_Task statement_
Start at the first record below and retype through the last, exactly.
===============
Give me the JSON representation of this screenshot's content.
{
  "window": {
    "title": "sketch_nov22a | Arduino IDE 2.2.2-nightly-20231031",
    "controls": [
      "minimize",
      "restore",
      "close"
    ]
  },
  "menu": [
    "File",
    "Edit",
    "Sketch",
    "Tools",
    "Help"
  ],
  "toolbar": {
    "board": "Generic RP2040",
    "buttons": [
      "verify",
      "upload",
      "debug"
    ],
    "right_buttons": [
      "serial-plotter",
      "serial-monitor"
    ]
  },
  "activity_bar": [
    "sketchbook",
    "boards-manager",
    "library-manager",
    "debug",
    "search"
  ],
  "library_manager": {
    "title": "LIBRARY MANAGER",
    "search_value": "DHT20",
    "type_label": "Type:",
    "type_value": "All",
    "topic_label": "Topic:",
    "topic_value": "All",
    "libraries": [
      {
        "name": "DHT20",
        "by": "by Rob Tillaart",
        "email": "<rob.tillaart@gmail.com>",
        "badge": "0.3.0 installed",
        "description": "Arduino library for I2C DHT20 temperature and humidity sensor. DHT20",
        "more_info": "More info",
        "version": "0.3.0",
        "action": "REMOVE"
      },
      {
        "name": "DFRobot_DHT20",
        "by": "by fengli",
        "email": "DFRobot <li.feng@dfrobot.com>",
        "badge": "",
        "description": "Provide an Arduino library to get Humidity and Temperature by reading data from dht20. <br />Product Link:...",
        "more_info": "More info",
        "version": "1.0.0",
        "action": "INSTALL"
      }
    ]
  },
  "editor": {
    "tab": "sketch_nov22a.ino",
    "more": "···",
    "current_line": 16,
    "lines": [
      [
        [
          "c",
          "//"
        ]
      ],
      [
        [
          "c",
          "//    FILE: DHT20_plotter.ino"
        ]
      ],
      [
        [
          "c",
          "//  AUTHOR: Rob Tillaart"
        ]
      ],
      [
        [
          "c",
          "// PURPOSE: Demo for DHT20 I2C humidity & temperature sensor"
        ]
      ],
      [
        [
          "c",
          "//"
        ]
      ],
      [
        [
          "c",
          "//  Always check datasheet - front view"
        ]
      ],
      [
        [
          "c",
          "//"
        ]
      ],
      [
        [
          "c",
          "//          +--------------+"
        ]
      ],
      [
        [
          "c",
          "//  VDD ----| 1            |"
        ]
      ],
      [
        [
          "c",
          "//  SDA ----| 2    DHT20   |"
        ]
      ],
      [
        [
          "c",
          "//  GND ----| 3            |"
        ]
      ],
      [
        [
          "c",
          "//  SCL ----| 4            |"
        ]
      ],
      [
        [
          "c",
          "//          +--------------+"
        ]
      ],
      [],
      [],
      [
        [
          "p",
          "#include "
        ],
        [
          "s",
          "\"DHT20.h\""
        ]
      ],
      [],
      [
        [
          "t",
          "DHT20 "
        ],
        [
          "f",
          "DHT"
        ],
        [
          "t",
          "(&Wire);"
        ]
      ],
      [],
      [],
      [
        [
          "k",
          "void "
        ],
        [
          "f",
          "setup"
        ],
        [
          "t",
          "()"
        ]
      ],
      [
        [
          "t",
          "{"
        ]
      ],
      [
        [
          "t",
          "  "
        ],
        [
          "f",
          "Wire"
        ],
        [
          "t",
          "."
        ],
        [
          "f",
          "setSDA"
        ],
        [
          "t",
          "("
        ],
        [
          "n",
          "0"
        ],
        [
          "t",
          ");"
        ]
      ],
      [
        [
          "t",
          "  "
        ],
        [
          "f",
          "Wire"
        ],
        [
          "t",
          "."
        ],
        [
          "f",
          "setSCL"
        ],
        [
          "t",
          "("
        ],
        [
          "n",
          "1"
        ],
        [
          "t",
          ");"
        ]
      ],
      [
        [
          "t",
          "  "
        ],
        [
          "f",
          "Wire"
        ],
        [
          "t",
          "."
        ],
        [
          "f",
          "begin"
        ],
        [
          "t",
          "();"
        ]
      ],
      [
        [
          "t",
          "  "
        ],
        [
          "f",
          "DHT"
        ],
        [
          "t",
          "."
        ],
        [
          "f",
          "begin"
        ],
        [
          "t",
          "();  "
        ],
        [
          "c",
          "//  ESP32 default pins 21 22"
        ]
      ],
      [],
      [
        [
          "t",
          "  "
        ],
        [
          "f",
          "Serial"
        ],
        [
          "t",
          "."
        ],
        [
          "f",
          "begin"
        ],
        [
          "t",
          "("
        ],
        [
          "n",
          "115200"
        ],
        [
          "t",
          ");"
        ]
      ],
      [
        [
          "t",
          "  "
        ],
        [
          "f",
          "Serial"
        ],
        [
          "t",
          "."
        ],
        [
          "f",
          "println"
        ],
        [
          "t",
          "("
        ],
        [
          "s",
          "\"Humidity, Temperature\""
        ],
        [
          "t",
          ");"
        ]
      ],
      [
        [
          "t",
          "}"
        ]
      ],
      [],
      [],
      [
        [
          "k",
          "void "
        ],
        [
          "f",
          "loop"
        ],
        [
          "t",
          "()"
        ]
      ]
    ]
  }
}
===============
_Solved exercise_
Give me the JSON representation of this screenshot's content.
{
  "window": {
    "title": "sketch_nov22a | Arduino IDE 2.2.2-nightly-20231031",
    "controls": [
      "minimize",
      "restore",
      "close"
    ]
  },
  "menu": [
    "File",
    "Edit",
    "Sketch",
    "Tools",
    "Help"
  ],
  "toolbar": {
    "board": "Generic RP2040",
    "buttons": [
      "verify",
      "upload",
      "debug"
    ],
    "right_buttons": [
      "serial-plotter",
      "serial-monitor"
    ]
  },
  "activity_bar": [
    "sketchbook",
    "boards-manager",
    "library-manager",
    "debug",
    "search"
  ],
  "library_manager": {
    "title": "LIBRARY MANAGER",
    "search_value": "DHT20",
    "type_label": "Type:",
    "type_value": "All",
    "topic_label": "Topic:",
    "topic_value": "All",
    "libraries": [
      {
        "name": "DHT20",
        "by": "by Rob Tillaart",
        "email": "<rob.tillaart@gmail.com>",
        "badge": "0.3.0 installed",
        "description": "Arduino library for I2C DHT20 temperature and humidity sensor. DHT20",
        "more_info": "More info",
        "version": "0.3.0",
        "action": "REMOVE"
      },
      {
        "name": "DFRobot_DHT20",
        "by": "by fengli",
        "email": "DFRobot <li.feng@dfrobot.com>",
        "badge": "",
        "description": "Provide an Arduino library to get Humidity and Temperature by reading data from dht20. <br />Product Link:...",
        "more_info": "More info",
        "version": "1.0.0",
        "action": "INSTALL"
      }
    ]
  },
  "editor": {
    "tab": "sketch_nov22a.ino",
    "more": "···",
    "current_line": 16,
    "lines": [
      [
        [
          "c",
          "//"
        ]
      ],
      [
        [
          "c",
          "//    FILE: DHT20_plotter.ino"
        ]
      ],
      [
        [
          "c",
          "//  AUTHOR: Rob Tillaart"
        ]
      ],
      [
        [
          "c",
          "// PURPOSE: Demo for DHT20 I2C humidity & temperature sensor"
        ]
      ],
      [
        [
          "c",
          "//"
        ]
      ],
      [
        [
          "c",
          "//  Always check datasheet - front view"
        ]
      ],
      [
        [
          "c",
          "//"
        ]
      ],
      [
        [
          "c",
          "//          +--------------+"
        ]
      ],
      [
        [
          "c",
          "//  VDD ----| 1            |"
        ]
      ],
      [
        [
          "c",
          "//  SDA ----| 2    DHT20   |"
        ]
      ],
      [
        [
          "c",
          "//  GND ----| 3            |"
        ]
      ],
      [
        [
          "c",
          "//  SCL ----| 4            |"
        ]
      ],
      [
        [
          "c",
          "//          +--------------+"
        ]
      ],
      [],
      [],
      [
        [
          "p",
          "#include "
        ],
        [
          "s",
          "\"DHT20.h\""
        ]
      ],
      [],
      [
        [
          "t",
          "DHT20 "
        ],
        [
          "f",
          "DHT"
        ],
        [
          "t",
          "(&Wire);"
        ]
      ],
      [],
      [],
      [
        [
          "k",
          "void "
        ],
        [
          "f",
          "setup"
        ],
        [
          "t",
          "()"
        ]
      ],
      [
        [
          "t",
          "{"
        ]
      ],
      [
        [
          "t",
          "  "
        ],
        [
          "f",
          "Wire"
        ],
        [
          "t",
          "."
        ],
        [
          "f",
          "setSDA"
        ],
        [
          "t",
          "("
        ],
        [
          "n",
          "0"
        ],
        [
          "t",
          ");"
        ]
      ],
      [
        [
          "t",
          "  "
        ],
        [
          "f",
          "Wire"
        ],
        [
          "t",
          "."
        ],
        [
          "f",
          "setSCL"
        ],
        [
          "t",
          "("
        ],
        [
          "n",
          "1"
        ],
        [
          "t",
          ");"
        ]
      ],
      [
        [
          "t",
          "  "
        ],
        [
          "f",
          "Wire"
        ],
        [
          "t",
          "."
        ],
        [
          "f",
          "begin"
        ],
        [
          "t",
          "();"
        ]
      ],
      [
        [
          "t",
          "  "
        ],
        [
          "f",
          "DHT"
        ],
        [
          "t",
          "."
        ],
        [
          "f",
          "begin"
        ],
        [
          "t",
          "();  "
        ],
        [
          "c",
          "//  ESP32 default pins 21 22"
        ]
      ],
      [],
      [
        [
          "t",
          "  "
        ],
        [
          "f",
          "Serial"
        ],
        [
          "t",
          "."
        ],
        [
          "f",
          "begin"
        ],
        [
          "t",
          "("
        ],
        [
          "n",
          "115200"
        ],
        [
          "t",
          ");"
        ]
      ],
      [
        [
          "t",
          "  "
        ],
        [
          "f",
          "Serial"
        ],
        [
          "t",
          "."
        ],
        [
          "f",
          "println"
        ],
        [
          "t",
          "("
        ],
        [
          "s",
          "\"Humidity, Temperature\""
        ],
        [
          "t",
          ");"
        ]
      ],
      [
        [
          "t",
          "}"
        ]
      ],
      [],
      [],
      [
        [
          "k",
          "void "
        ],
        [
          "f",
          "loop"
        ],
        [
          "t",
          "()"
        ]
      ]
    ]
  }
}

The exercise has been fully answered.